Other featured writers include Reyna Grande, author of the haunting immigrant tale, Across A Hundred Miles, Sherwin Bistui, Navajo poet and recent winner of the Whiting Poetry award, Richard Shelton, University of Arizona professor and director of the longest running prison writing workshops in the U.S.

Mexican poet Osvaldo Ogaz is Arts Director of La Escuelo de Mejoramiento para Menores in Juárez, a Juevenile prison, and Chinese Mexican poet Selfa Chew is currently a resident of El Paso working on a degree at The University of Texas at El Paso. David Dorado Romo, a true fronterizo/border citizen is the author of Ringside Seat to a Revolution: The Cultural History of Juárez and El Paso, winner of various awards. Romo the son of Mexican immigrants, is an essayist, historian, translator, and musician. Connie Voisine is a an assistant professor of creative writing at New Mexico State University and author of Cathedral of the North, winner of the 2001 AWP Prize in Poetry.

The 2007 festival will include musicians New Mexico treasure Cipriano Vigil, Johnny Flores, Johnny Whelan, Nancy Green, Afro-Mexican musician and an Irish group comprised of various members of the Deming Fusiliers including fiddler Rus Bradburd, author of Paddy on the Hardwood.

Poet, translator and historian Estevan Arellano will give a plática/talk on Ancient Agriculture accompanied by the music of Cipriano Vigil, who is composing a corrido for the festival.

Each aspect of the 2007 festival will include its accompaniment in the musical realm.

On Sunday, April 22, the festival finale will be a Música de La Gente, a musical celebration of world music.
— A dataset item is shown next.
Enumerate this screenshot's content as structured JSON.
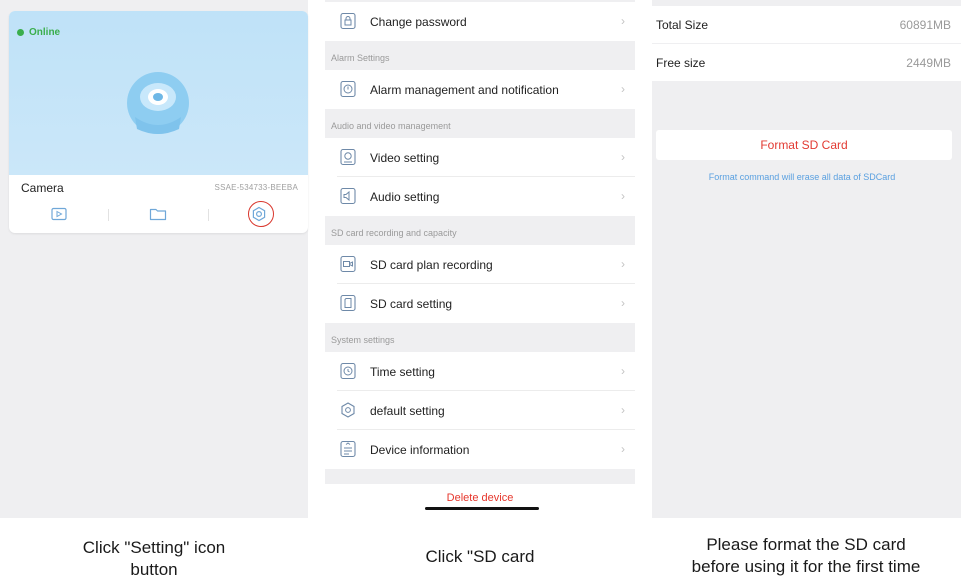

Dr. Enrique Lamadrid, musical historian and writer will be the MC. Other artists include Micaela Seidel, puppeteer, Michelle Otero, who will offer a Writing and Yoga Workshop, and Melinda Palacios and Steve Beisner, directors of Ink Byte, a Santa Barbara zine that will feature the work of creative writing workshop participants.

The BBF will be bringing various authors in to visit local schools, community centers and special audiences. If you are interested in sponsoring an author visit, please contact the BBF. Trade show applications are also available. Volunteers are needed and welcome.

For more information contact the BBF at its home base at the Cultural Center de Mesilla, PO Drawer T, Mesilla, NM 88046. 505-523-3988.

1 comment:

Anonymous said...

Another great post, René Colato. Glad you're with us.

Cultural appropriation--the Euro-American conquerors, establishment, and accompanying intellectuals have been doing it to the rest of us since Bishop Landa burned the Maya Bonampak library and then got some indigenous ghostwriters to make his own codex.

I'd add there's one exception--a rarity--where a non-Chicano, non-etc. can capture the authenticity of another culture: when they were raised in it or genuinely adopted it as their own. Defining what constitutes genuine adoption is of course a gray area, meat for the literary discourse grinder.